PROBLEM STATEMENT - Whenever a line in the data holds the string "screenshot", pull that line out.

◇ ◇ ◇ ◇

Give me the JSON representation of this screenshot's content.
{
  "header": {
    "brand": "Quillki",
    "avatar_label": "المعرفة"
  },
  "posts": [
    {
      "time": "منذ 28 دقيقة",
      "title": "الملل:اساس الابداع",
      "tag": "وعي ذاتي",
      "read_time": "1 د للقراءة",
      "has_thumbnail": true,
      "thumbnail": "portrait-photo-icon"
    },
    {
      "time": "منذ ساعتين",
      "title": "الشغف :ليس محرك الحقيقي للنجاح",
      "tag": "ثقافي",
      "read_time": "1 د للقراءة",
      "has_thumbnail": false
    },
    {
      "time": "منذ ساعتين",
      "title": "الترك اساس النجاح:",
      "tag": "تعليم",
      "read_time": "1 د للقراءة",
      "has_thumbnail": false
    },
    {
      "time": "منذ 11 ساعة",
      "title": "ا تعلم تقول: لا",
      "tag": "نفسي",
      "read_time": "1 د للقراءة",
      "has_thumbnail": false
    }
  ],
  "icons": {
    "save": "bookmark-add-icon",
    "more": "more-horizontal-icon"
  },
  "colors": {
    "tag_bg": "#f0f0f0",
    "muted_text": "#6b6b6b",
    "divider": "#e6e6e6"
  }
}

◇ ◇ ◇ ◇

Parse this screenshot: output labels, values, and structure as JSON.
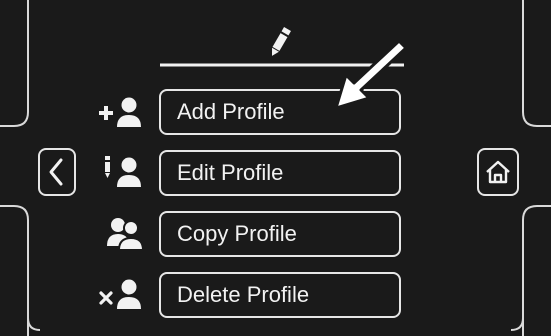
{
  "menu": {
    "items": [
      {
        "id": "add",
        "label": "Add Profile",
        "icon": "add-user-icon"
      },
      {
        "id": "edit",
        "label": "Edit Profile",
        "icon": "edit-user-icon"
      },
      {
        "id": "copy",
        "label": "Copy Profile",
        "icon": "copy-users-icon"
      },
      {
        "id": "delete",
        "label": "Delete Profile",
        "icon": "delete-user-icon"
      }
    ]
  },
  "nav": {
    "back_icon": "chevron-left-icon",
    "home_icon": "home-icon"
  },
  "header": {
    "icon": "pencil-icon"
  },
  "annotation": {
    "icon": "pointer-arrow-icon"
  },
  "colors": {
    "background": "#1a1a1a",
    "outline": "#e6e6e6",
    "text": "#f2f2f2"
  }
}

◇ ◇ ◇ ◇

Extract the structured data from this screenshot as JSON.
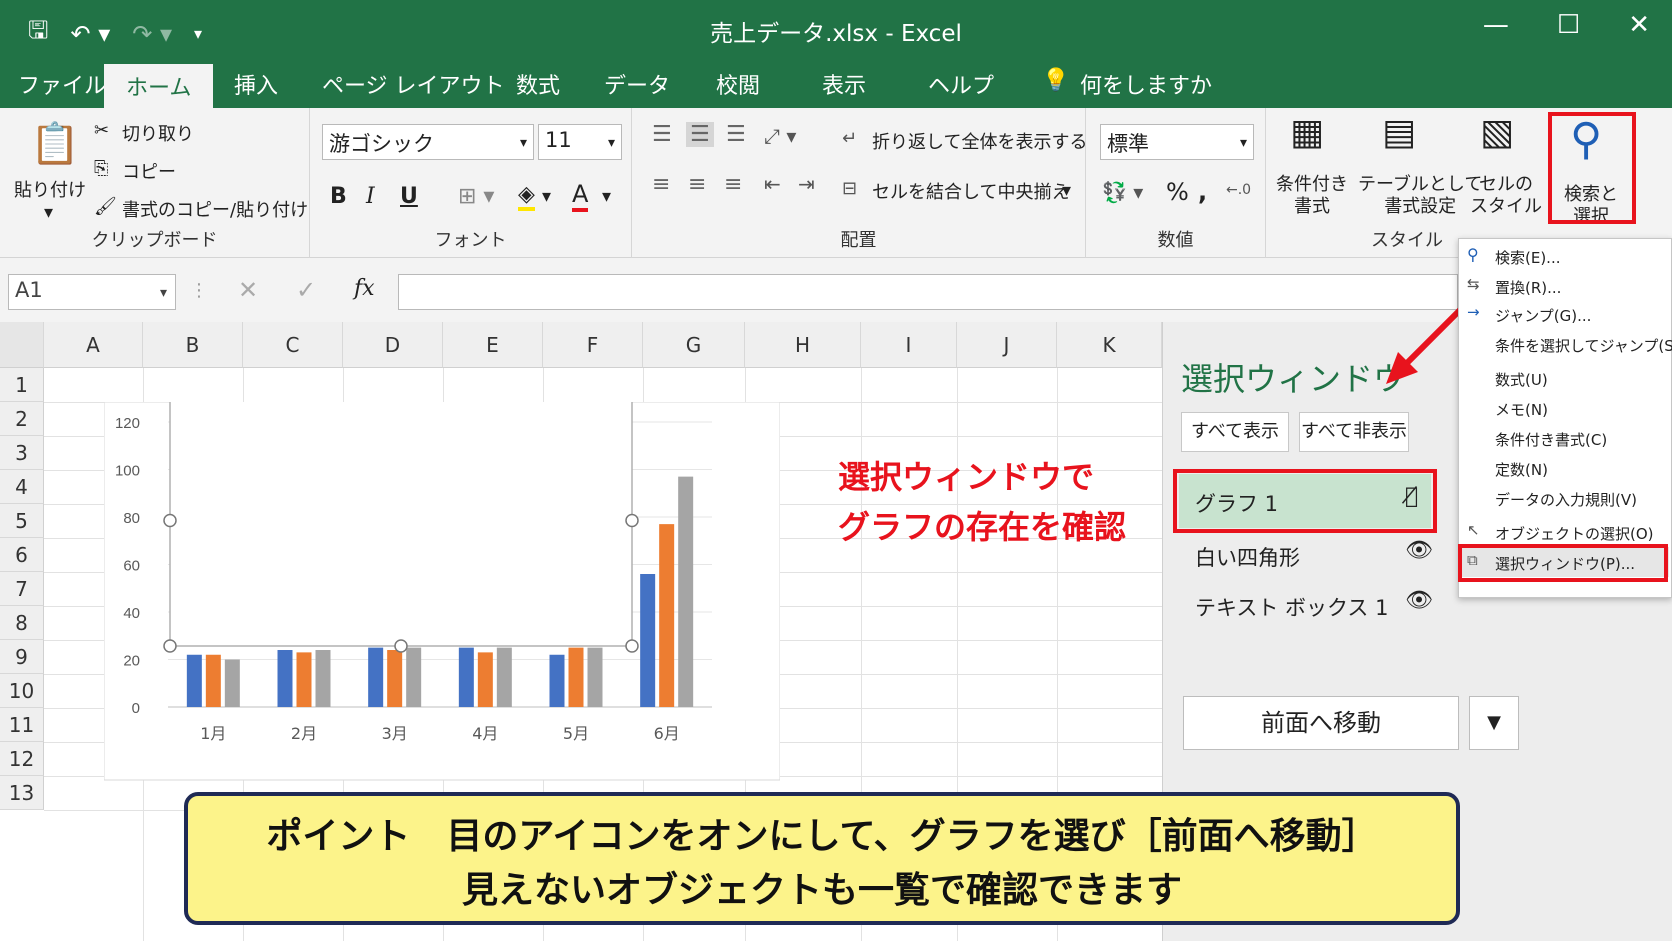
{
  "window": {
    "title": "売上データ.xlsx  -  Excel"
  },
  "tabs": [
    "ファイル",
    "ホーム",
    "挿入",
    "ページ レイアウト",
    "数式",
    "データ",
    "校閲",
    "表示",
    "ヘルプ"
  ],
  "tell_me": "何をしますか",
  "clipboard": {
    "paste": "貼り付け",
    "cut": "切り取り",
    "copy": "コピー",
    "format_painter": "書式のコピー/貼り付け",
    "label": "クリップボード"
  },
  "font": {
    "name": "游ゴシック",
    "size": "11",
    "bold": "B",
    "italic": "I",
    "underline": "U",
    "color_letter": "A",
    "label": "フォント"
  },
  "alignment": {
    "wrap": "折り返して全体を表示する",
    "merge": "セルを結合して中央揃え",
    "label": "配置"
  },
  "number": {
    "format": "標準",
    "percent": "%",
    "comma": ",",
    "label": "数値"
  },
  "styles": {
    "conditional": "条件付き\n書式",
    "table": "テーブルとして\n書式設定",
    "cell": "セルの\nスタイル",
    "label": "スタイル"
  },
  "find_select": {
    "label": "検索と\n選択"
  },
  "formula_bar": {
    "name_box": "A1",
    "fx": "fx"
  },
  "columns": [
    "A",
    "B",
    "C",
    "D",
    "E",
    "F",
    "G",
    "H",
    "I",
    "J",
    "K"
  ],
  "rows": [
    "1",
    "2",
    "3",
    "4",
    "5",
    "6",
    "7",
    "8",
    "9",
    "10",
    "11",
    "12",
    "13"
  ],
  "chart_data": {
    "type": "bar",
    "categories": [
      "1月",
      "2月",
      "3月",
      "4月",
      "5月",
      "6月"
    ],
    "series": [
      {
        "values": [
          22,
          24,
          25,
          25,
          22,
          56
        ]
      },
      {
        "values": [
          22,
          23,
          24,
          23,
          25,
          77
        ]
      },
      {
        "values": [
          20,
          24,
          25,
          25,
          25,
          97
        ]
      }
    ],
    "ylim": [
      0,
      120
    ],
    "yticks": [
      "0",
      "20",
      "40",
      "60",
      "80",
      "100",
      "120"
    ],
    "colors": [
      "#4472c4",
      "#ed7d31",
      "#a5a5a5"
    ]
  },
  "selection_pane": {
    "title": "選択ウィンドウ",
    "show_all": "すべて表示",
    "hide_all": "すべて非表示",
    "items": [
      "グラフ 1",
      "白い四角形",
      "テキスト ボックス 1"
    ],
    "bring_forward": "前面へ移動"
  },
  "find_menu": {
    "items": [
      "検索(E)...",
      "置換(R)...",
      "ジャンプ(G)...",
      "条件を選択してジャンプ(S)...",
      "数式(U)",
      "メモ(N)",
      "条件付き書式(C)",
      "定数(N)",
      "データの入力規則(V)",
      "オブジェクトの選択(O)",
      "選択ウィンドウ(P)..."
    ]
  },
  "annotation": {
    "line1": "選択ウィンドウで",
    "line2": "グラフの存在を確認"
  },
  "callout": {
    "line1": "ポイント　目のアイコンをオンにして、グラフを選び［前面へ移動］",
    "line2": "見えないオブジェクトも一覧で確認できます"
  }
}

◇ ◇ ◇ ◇

RESULT OF THE TASK -
Give me the JSON representation of this screenshot's content.
Parse this screenshot: output labels, values, and structure as JSON.
Extract the structured data from this screenshot as JSON.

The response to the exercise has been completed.